    But when I first met Kush in Denver in 1999, he was weak and frail. Years of drugs, drinking, the road caught up with him … he was blind, crippled and hostage to kidney dialysis. He had arthritis, spinal stenosis, a heart condition, a torn rotator cuff and a list of other physical ailments that’s long, and nasty. Franky “Kash” Waddy, the drummer from Bootsy’s Rubber Band told me in 1999, Chuck, hey you got to help Kush make some music … and we did that with our own bands Uncut, and fONKSQUISh, and of course Kush’s solo effort here. Despite Kush’s health situation, he was determined to make music and we did that in our Denver studio over the past few years. I couldn’t believe what a tour de force he was in the studio. Fortunately, while his health was getting even worse in 2006, we got an album done for Kush, titled “Kush and His Blues Meet Funk Mediocre”.

    I am not sure if you can still really buy this from anymore, because it came out in a limited release last year. “Up There and Out There” is my favorite track on the album for its sinster funk slink, but likely a track you will really dig more is “New Thing” because of its melodic horn lines and emotional singing from Kush.

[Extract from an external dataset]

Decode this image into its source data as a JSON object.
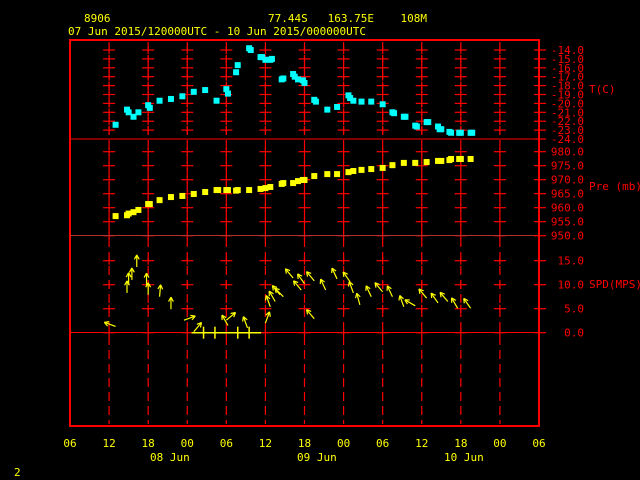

    In 2006, I asked Kush, with his large catalog, what his 5 favorite tracks were from everything he participated in over the years. I was struck that his first choice was The S.O.S Band’s “Take Your Time”, which he played trumpets on with Fred Wesley on trombone.

    For his James Brown years, Kush said his favorite contribution was to “Say It Loud (I’m Black and I’m Proud).” Sure, but I offer up “Ain’t it Funky Now” here so you can hear Kush get called out by James.

    For Parliament, Kush said its one song from the “Motor Booty Affair” album. It’s “I’m a Fish (And You’re a Water Sign)”. This song was written by a very talented Walter “Junie” Morrison, and that’s a name for a whole another post. Kush is also a credited writer here. Kush said George and Junie handed him the horn arrangement duties and the results are just so beautiful. Kush told me he was very proud of the opening horn riff.

    For Bootsy, wow, it’s been a bit, and I can’t recall what Kush told me his favorite work was here … but we did discuss “Fred Wesley & The Horny Horns”, again the LPs where Kush and his horny compatriots got to shine as the lead artists. While it’s not my favorite track at all from the group’s first LP, “A Blow for Me, A Toot to You”, Kush insists it is the highlight of the album, and its his favorite: “When in Doubt: Vamp”.

    I hope this sheds some light on the “Funky Trumpeter”, Richard “Kush” Griffith. I didn’t say yet in the post how warm this man was — so briefly : he was always willing to pep you up, take a long phone call, and give out that good old life advice. He recently returned to Louisville, KY as of last year. That’s his home, and the town he took off from when he joined the James Brown band in the late 60’s. When I called him once in Kentucky, he told me how the local thugs had stolen his trumpet. He got it back, and he was still bright despite terrible, deteriorating health and just plain old ghetto conditions.